Jewish Communities Around the World Come Together to Support Hurricane Relief After Harvey


Ayelet Schuster

As Hurricane Harvey flooded Houston between Aug. 25 – Sept. 1 with up to 50 inches of rain and 130 mile per hour winds, synagogues and Jewish communities were destroyed. Jewish communities all over the world have come together to support victims of the hurricane.

Throughout Houston, buildings were flooded, trees were uprooted, and homes were destroyed, leaving families throughout the community in distress. In order to help families left homeless after the storm, Camp Young Judaea – Texas and URJ Greene Family Camp have opened their facilities to house members of the Jewish community. Loui Dobin, executive director of URJ Greene Family Camp, realized that the camp facilities were not being filled up with families because families were not able to leave Houston. He felt that he should help the community in some other way directly in Houston.

In an effort to help families begin to rebuild their lives, the Hurricane Harvey Houston Day Camp was founded. Congregation Emanu El in Houston is running the camp for children of all ages for eight hours a day so that their parents can get back on their feet.

“By the time families could leave Houston…you just couldn’t get out of the city” said Dobin. “Instead of saying ‘oh well, nobody’s coming,’ we said: ‘what can we do that would be really useful?’… We realized what people really needed… was someone to watch their kids so that they could take care of business… and know that for 8 hours every day their kids were taken care of. So we decided that that’s what we were gonna do.”

Creating the camp was a community effort. Greene Family Camp, Congregation Emanu El, and the Jewish Community Center of Houston worked together to organize and run the camp. Each camper is provided with 3 meals a day, and parents are each provided with breakfast and dinner. The camp keeps the kids occupied in order for parents to be able to work with insurance companies, find places to live, and recover from the storm.

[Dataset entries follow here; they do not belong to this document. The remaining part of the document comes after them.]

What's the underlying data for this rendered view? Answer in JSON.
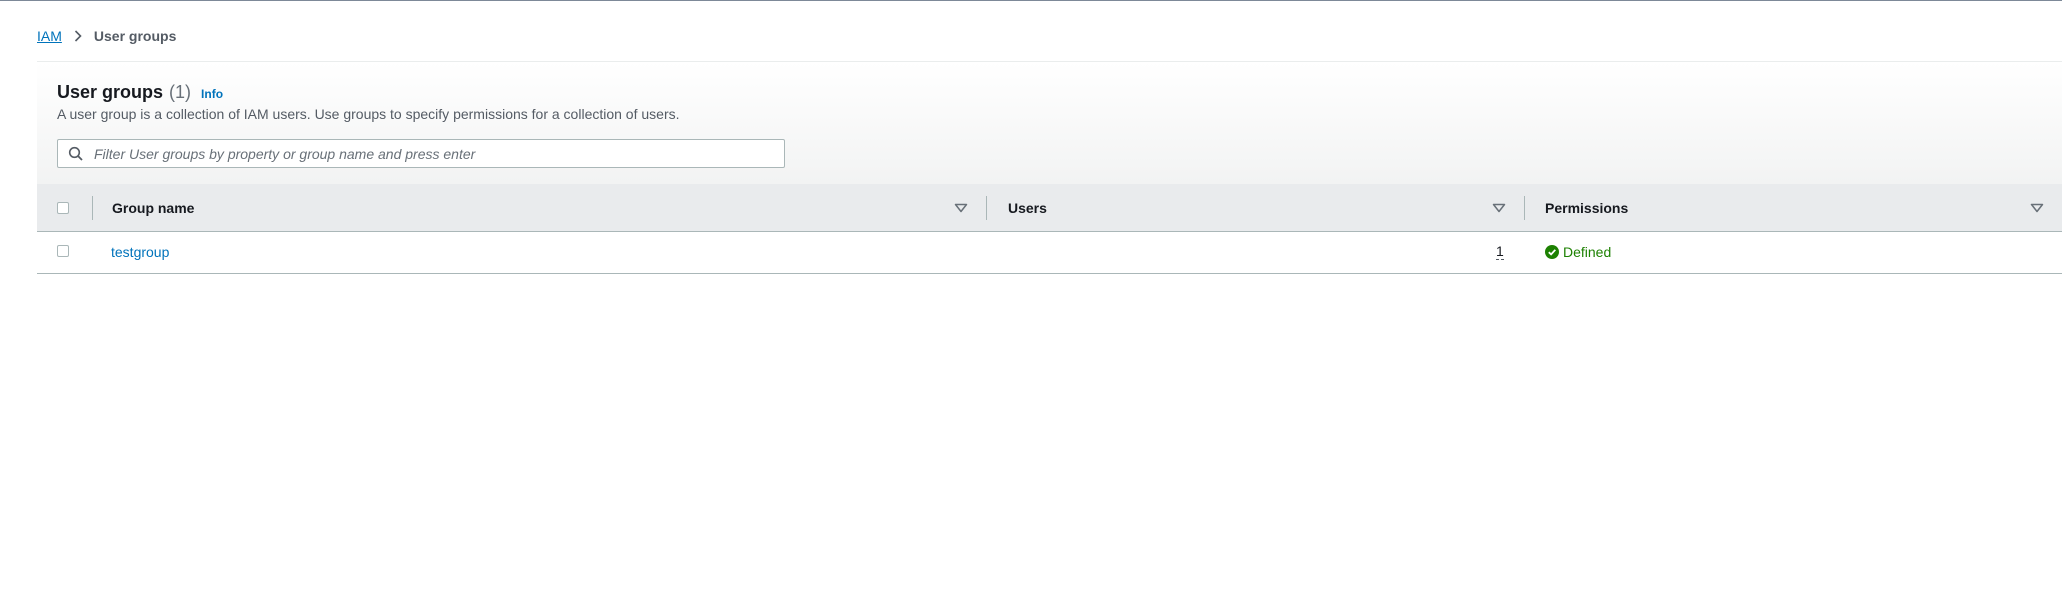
{
  "breadcrumb": {
    "root": "IAM",
    "current": "User groups"
  },
  "panel": {
    "title": "User groups",
    "count": "(1)",
    "info": "Info",
    "description": "A user group is a collection of IAM users. Use groups to specify permissions for a collection of users."
  },
  "search": {
    "placeholder": "Filter User groups by property or group name and press enter",
    "value": ""
  },
  "table": {
    "columns": [
      {
        "label": "Group name"
      },
      {
        "label": "Users"
      },
      {
        "label": "Permissions"
      }
    ],
    "rows": [
      {
        "group_name": "testgroup",
        "users": "1",
        "permissions": "Defined"
      }
    ]
  },
  "icons": {
    "breadcrumb_separator": "chevron-right-icon",
    "search": "search-icon",
    "sort": "sort-caret-down-icon",
    "status": "check-circle-icon"
  },
  "colors": {
    "link": "#0073bb",
    "success": "#1d8102",
    "header_bg": "#e9ebed"
  }
}
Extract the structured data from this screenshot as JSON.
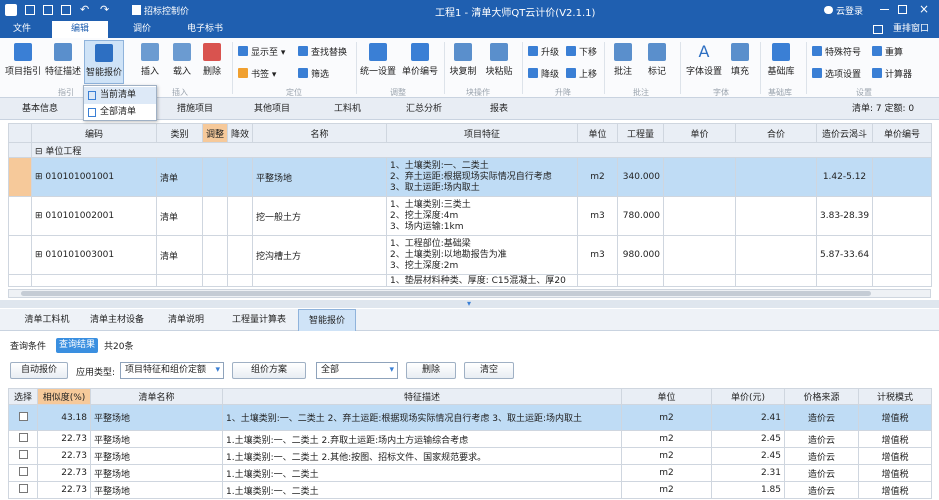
{
  "window": {
    "title": "工程1 - 清单大师QT云计价(V2.1.1)",
    "cloud_login": "云登录",
    "quick_tool": "招标控制价"
  },
  "menu": {
    "items": [
      "文件",
      "编辑",
      "调价",
      "电子标书"
    ],
    "right": "重排窗口"
  },
  "ribbon": {
    "large_buttons": [
      "项目指引",
      "特征描述",
      "智能报价",
      "插入",
      "载入",
      "删除",
      "统一设置",
      "单价编号",
      "块复制",
      "块粘贴",
      "批注",
      "标记",
      "字体设置",
      "填充",
      "基础库"
    ],
    "small_buttons": [
      "显示至",
      "查找替换",
      "书签",
      "筛选",
      "升级",
      "下移",
      "降级",
      "上移",
      "特殊符号",
      "重算",
      "选项设置",
      "计算器"
    ],
    "groups": [
      "指引",
      "插入",
      "定位",
      "调整",
      "块操作",
      "升降",
      "批注",
      "字体",
      "基础库",
      "设置"
    ]
  },
  "dropdown": {
    "items": [
      "当前清单",
      "全部清单"
    ]
  },
  "view_tabs": {
    "items": [
      "基本信息",
      "措施项目",
      "其他项目",
      "工料机",
      "汇总分析",
      "报表"
    ],
    "summary": "清单: 7 定额: 0"
  },
  "grid": {
    "headers": [
      "编码",
      "类别",
      "调整",
      "降效",
      "名称",
      "项目特征",
      "单位",
      "工程量",
      "单价",
      "合价",
      "造价云渴斗",
      "单价编号"
    ],
    "group_label": "单位工程",
    "rows": [
      {
        "code": "010101001001",
        "type": "清单",
        "name": "平整场地",
        "feature": "1、土壤类别:一、二类土\n2、弃土运距:根据现场实际情况自行考虑\n3、取土运距:场内取土",
        "unit": "m2",
        "qty": "340.000",
        "cloud": "1.42-5.12"
      },
      {
        "code": "010101002001",
        "type": "清单",
        "name": "挖一般土方",
        "feature": "1、土壤类别:三类土\n2、挖土深度:4m\n3、场内运输:1km",
        "unit": "m3",
        "qty": "780.000",
        "cloud": "3.83-28.39"
      },
      {
        "code": "010101003001",
        "type": "清单",
        "name": "挖沟槽土方",
        "feature": "1、工程部位:基础梁\n2、土壤类别:以地勘报告为准\n3、挖土深度:2m",
        "unit": "m3",
        "qty": "980.000",
        "cloud": "5.87-33.64"
      },
      {
        "code": "",
        "type": "",
        "name": "",
        "feature": "1、垫层材料种类、厚度: C15混凝土、厚20",
        "unit": "",
        "qty": "",
        "cloud": ""
      }
    ]
  },
  "lower_tabs": {
    "items": [
      "清单工料机",
      "清单主材设备",
      "清单说明",
      "工程量计算表",
      "智能报价"
    ]
  },
  "subtabs": {
    "items": [
      "查询条件",
      "查询结果"
    ],
    "count": "共20条"
  },
  "toolbar": {
    "auto_quote": "自动报价",
    "apply_type_label": "应用类型:",
    "apply_type_value": "项目特征和组价定额",
    "group_plan": "组价方案",
    "filter_value": "全部",
    "delete": "删除",
    "clear": "清空"
  },
  "results": {
    "headers": [
      "选择",
      "相似度(%)",
      "清单名称",
      "特征描述",
      "单位",
      "单价(元)",
      "价格来源",
      "计税模式"
    ],
    "rows": [
      {
        "sim": "43.18",
        "name": "平整场地",
        "desc": "1、土壤类别:一、二类土 2、弃土运距:根据现场实际情况自行考虑 3、取土运距:场内取土",
        "unit": "m2",
        "price": "2.41",
        "source": "造价云",
        "tax": "增值税"
      },
      {
        "sim": "22.73",
        "name": "平整场地",
        "desc": "1.土壤类别:一、二类土 2.弃取土运距:场内土方运输综合考虑",
        "unit": "m2",
        "price": "2.45",
        "source": "造价云",
        "tax": "增值税"
      },
      {
        "sim": "22.73",
        "name": "平整场地",
        "desc": "1.土壤类别:一、二类土 2.其他:按图、招标文件、国家规范要求。",
        "unit": "m2",
        "price": "2.45",
        "source": "造价云",
        "tax": "增值税"
      },
      {
        "sim": "22.73",
        "name": "平整场地",
        "desc": "1.土壤类别:一、二类土",
        "unit": "m2",
        "price": "2.31",
        "source": "造价云",
        "tax": "增值税"
      },
      {
        "sim": "22.73",
        "name": "平整场地",
        "desc": "1.土壤类别:一、二类土",
        "unit": "m2",
        "price": "1.85",
        "source": "造价云",
        "tax": "增值税"
      }
    ]
  },
  "colors": {
    "brand": "#1f5fb0",
    "selection": "#bfdcf5",
    "highlight": "#f6c99a"
  }
}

“This is what it looks like when a community comes together, it feels really good” said Rabbi Oren Hayon, Senior Rabbi of Congregation Emanu El. “Recovery is going to take a lot longer, we’re not done… it feels really good to know this community… comes together when we need to help each other.”

Families sit and eat together at the day camp in Houston. Photo courtesy of Emanu El Facebook

Running the day camp has been a community effort. People from all different denominations of Judaism have volunteered to help run the camp. “This is a Jewish community at large project” said Dobin. “We have people from every single synagogue in town.”